- Blue powder during daytime
The key role of this arrangement also explains the differences in the intensity of afterglow on completed dials: a thick, dense layer of coarse-grained pigments will provide the greatest phosphorescence. Similarly, LumiCast, the luminescent resin produced and moulded by RC Tritec, has proven especially effective thanks to its more concentrated pigments, which are less diluted than when applied by means of powder and binding agents.
A designer’s Technicolor dream
The next room is devoted to prototyping and development, as well as new daytime colours. The possibilities cover the entire Pantone palette, although red and black are less suitable since those colours partly absorb the phosphorescence. But for aesthetic purposes, some watchmakers accept these limitations.
Lastly, since the fashion for vintage has taken us back to the future, one of the favourite shades is “old radium”. R&D has recently expanded the range of night-time colours beyond the usual green and blue. In 2017, LumiNova Switzerland introduced purple and white, and last June dark blue, orange, pink and yellow. To develop them called for new base crystals in each case – they are what influence the wavelength of the light emitted by the electron, and consequently the colour perceived by the eye.
- Badgerite white lume
But how? The exact phenomenon is still mysterious and is explained by “models”, simplified representations. Scientists presume that the distribution of certain co-doping ions and their distance from the structure of the crystal create the colours. Obscure as the explanation is for the common mortal, the actual applications are set to get designers buzzing.
And so we conclude our visit to LumiNova Switzerland, our heads full of all the brilliant possibilities, either seen or soon to be discovered in watches. From the small Swiss town of Teufen, the flasks filled with pigment make their way to companies specialising in applications for luminescent matter all over the world – before the illuminated components return to the watchmakers, ready to shine.
LUMINESCENT CAPSULES FROM MB MICROTEC (TO BE CONTINUED)
From 1963, tritium replaced the highly toxic
radium on dials. While watchmakers no longer
use this in powdered form, some use its
gaseous version. Back in 1969, MB Microtec
developed Trigalight® technology. This enables
gaseous tritium to be totally isolated
in glass microtubes, which are then lasersealed.
The walls are covered in zinc sulphur,
which produces the luminescent effect.

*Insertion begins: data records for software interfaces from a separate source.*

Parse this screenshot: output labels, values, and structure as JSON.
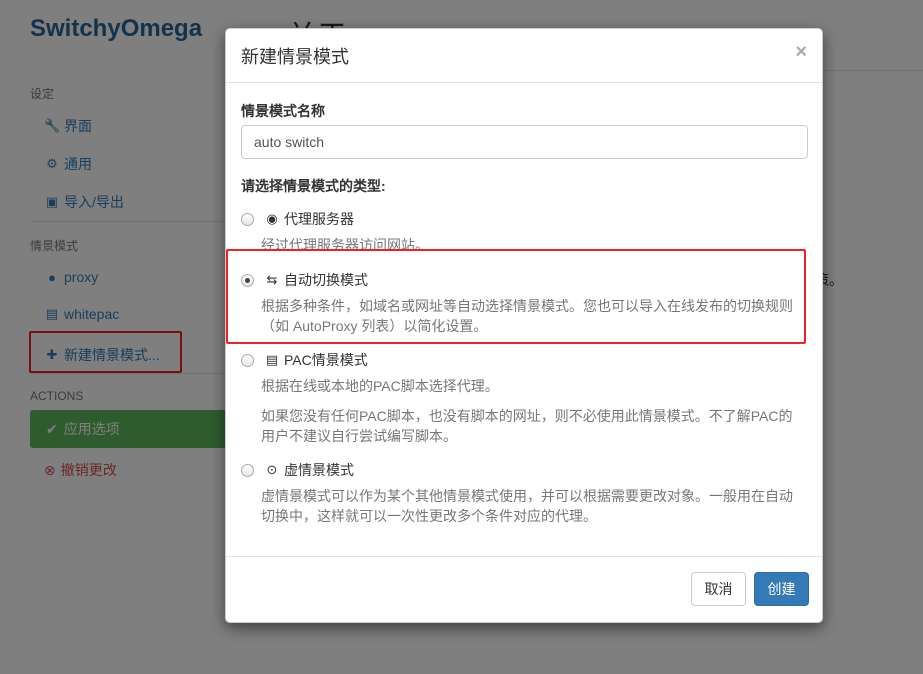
{
  "app": {
    "brand": "SwitchyOmega",
    "main_title": "关于",
    "main_trail": "策。"
  },
  "sidebar": {
    "settings_header": "设定",
    "settings_items": [
      {
        "label": "界面",
        "icon": "wrench-icon"
      },
      {
        "label": "通用",
        "icon": "gear-icon"
      },
      {
        "label": "导入/导出",
        "icon": "floppy-icon"
      }
    ],
    "profiles_header": "情景模式",
    "profile_items": [
      {
        "label": "proxy",
        "icon": "globe-icon"
      },
      {
        "label": "whitepac",
        "icon": "file-icon"
      },
      {
        "label": "新建情景模式...",
        "icon": "plus-icon"
      }
    ],
    "actions_header": "ACTIONS",
    "apply_label": "应用选项",
    "revert_label": "撤销更改"
  },
  "modal": {
    "title": "新建情景模式",
    "close": "×",
    "name_label": "情景模式名称",
    "name_value": "auto switch",
    "type_label": "请选择情景模式的类型:",
    "options": [
      {
        "label": "代理服务器",
        "icon": "globe-icon",
        "checked": false,
        "desc": "经过代理服务器访问网站。"
      },
      {
        "label": "自动切换模式",
        "icon": "retweet-icon",
        "checked": true,
        "desc": "根据多种条件，如域名或网址等自动选择情景模式。您也可以导入在线发布的切换规则（如 AutoProxy 列表）以简化设置。"
      },
      {
        "label": "PAC情景模式",
        "icon": "file-icon",
        "checked": false,
        "desc": "根据在线或本地的PAC脚本选择代理。",
        "desc2": "如果您没有任何PAC脚本，也没有脚本的网址，则不必使用此情景模式。不了解PAC的用户不建议自行尝试编写脚本。"
      },
      {
        "label": "虚情景模式",
        "icon": "virtual-icon",
        "checked": false,
        "desc": "虚情景模式可以作为某个其他情景模式使用，并可以根据需要更改对象。一般用在自动切换中，这样就可以一次性更改多个条件对应的代理。"
      }
    ],
    "cancel_label": "取消",
    "create_label": "创建"
  },
  "colors": {
    "brand": "#2a6496",
    "link": "#337ab7",
    "success": "#5cb85c",
    "danger": "#d9534f",
    "primary": "#337ab7",
    "highlight": "#ee2222"
  }
}
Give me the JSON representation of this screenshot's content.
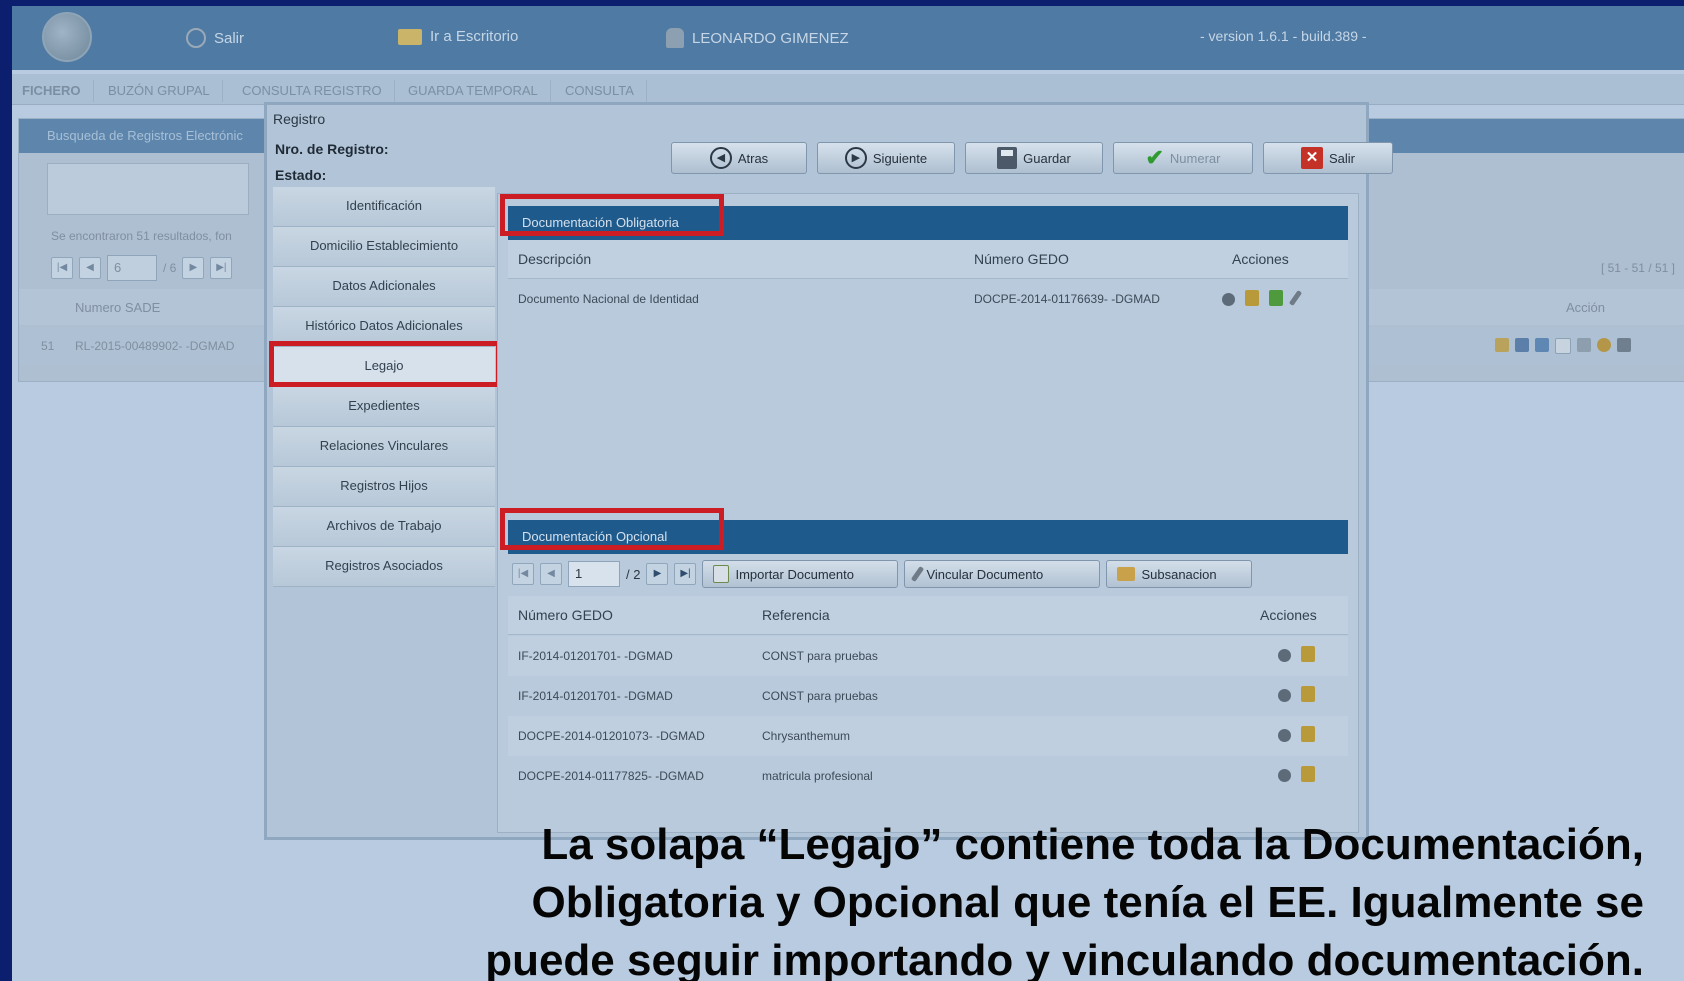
{
  "header": {
    "exit_label": "Salir",
    "desk_label": "Ir a Escritorio",
    "user_name": "LEONARDO GIMENEZ",
    "version": "- version 1.6.1 - build.389 -"
  },
  "tabs": [
    "FICHERO",
    "BUZÓN GRUPAL",
    "CONSULTA REGISTRO",
    "GUARDA TEMPORAL",
    "CONSULTA"
  ],
  "background": {
    "panel_title": "Busqueda de Registros Electrónic",
    "results_text": "Se encontraron 51 resultados, fon",
    "page_value": "6",
    "page_total": "/ 6",
    "range_text": "[ 51 - 51 / 51 ]",
    "col_numero": "Numero SADE",
    "col_accion": "Acción",
    "row_index": "51",
    "row_numero": "RL-2015-00489902- -DGMAD"
  },
  "dialog": {
    "title": "Registro",
    "nro_label": "Nro. de Registro:",
    "estado_label": "Estado:",
    "buttons": {
      "atras": "Atras",
      "siguiente": "Siguiente",
      "guardar": "Guardar",
      "numerar": "Numerar",
      "salir": "Salir"
    },
    "menu": [
      "Identificación",
      "Domicilio Establecimiento",
      "Datos Adicionales",
      "Histórico Datos Adicionales",
      "Legajo",
      "Expedientes",
      "Relaciones Vinculares",
      "Registros Hijos",
      "Archivos de Trabajo",
      "Registros Asociados"
    ],
    "obligatoria": {
      "title": "Documentación Obligatoria",
      "col_descripcion": "Descripción",
      "col_numero": "Número GEDO",
      "col_acciones": "Acciones",
      "rows": [
        {
          "descripcion": "Documento Nacional de Identidad",
          "numero": "DOCPE-2014-01176639- -DGMAD"
        }
      ]
    },
    "opcional": {
      "title": "Documentación Opcional",
      "page_value": "1",
      "page_total": "/ 2",
      "btn_importar": "Importar Documento",
      "btn_vincular": "Vincular Documento",
      "btn_subsanacion": "Subsanacion",
      "col_numero": "Número GEDO",
      "col_referencia": "Referencia",
      "col_acciones": "Acciones",
      "rows": [
        {
          "numero": "IF-2014-01201701- -DGMAD",
          "referencia": "CONST para pruebas"
        },
        {
          "numero": "IF-2014-01201701- -DGMAD",
          "referencia": "CONST para pruebas"
        },
        {
          "numero": "DOCPE-2014-01201073- -DGMAD",
          "referencia": "Chrysanthemum"
        },
        {
          "numero": "DOCPE-2014-01177825- -DGMAD",
          "referencia": "matricula profesional"
        }
      ]
    }
  },
  "caption": {
    "line1": "La solapa “Legajo” contiene toda la Documentación,",
    "line2": "Obligatoria y Opcional que tenía el EE. Igualmente se",
    "line3": "puede seguir importando y vinculando documentación."
  },
  "colors": {
    "frame": "#0c1f6e",
    "header": "#4f7aa3",
    "section_header": "#1f5a8c",
    "highlight": "#cc1d25"
  }
}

These capsules offer steady phosphorescence which requires no re-charging, although it is limited in time (around 70 years). Today, the company is a supplier to some forty brands. It has also developed its own brand, called Traser (see p. 124-125), which was originally designed to showcase its know-how. This autumn, MB Microtec will be inaugurating its new factory – a somewhat unusual one, dedicated to the technology of encapsulated gaseous tritium. You can find out about this visit in a future edition of Europa Star.
THE NEW KID ON THE BLOCK: BADGERITE
And what if luminescence was the actual
creative starting point? This was the premise
of Black Badger, aka Canadian-born Swedish
resident James Thompson, who for several
years now has been providing inspirational
highlights for the watchmaking industry. His
partners include several independent watchmakers,
such as MB&F and Stepan Sarpaneva.
This light-wielding wizard now has a new toy to play with in his panoply of luminescent materials: Badgerite, the result of a collaboration with RC Tritec. Combined with a special binding agent and varnish, this liquid application of Swiss Super-LumiNova® offers better performance and more colours than the Ambient Glow Technology composite previously used.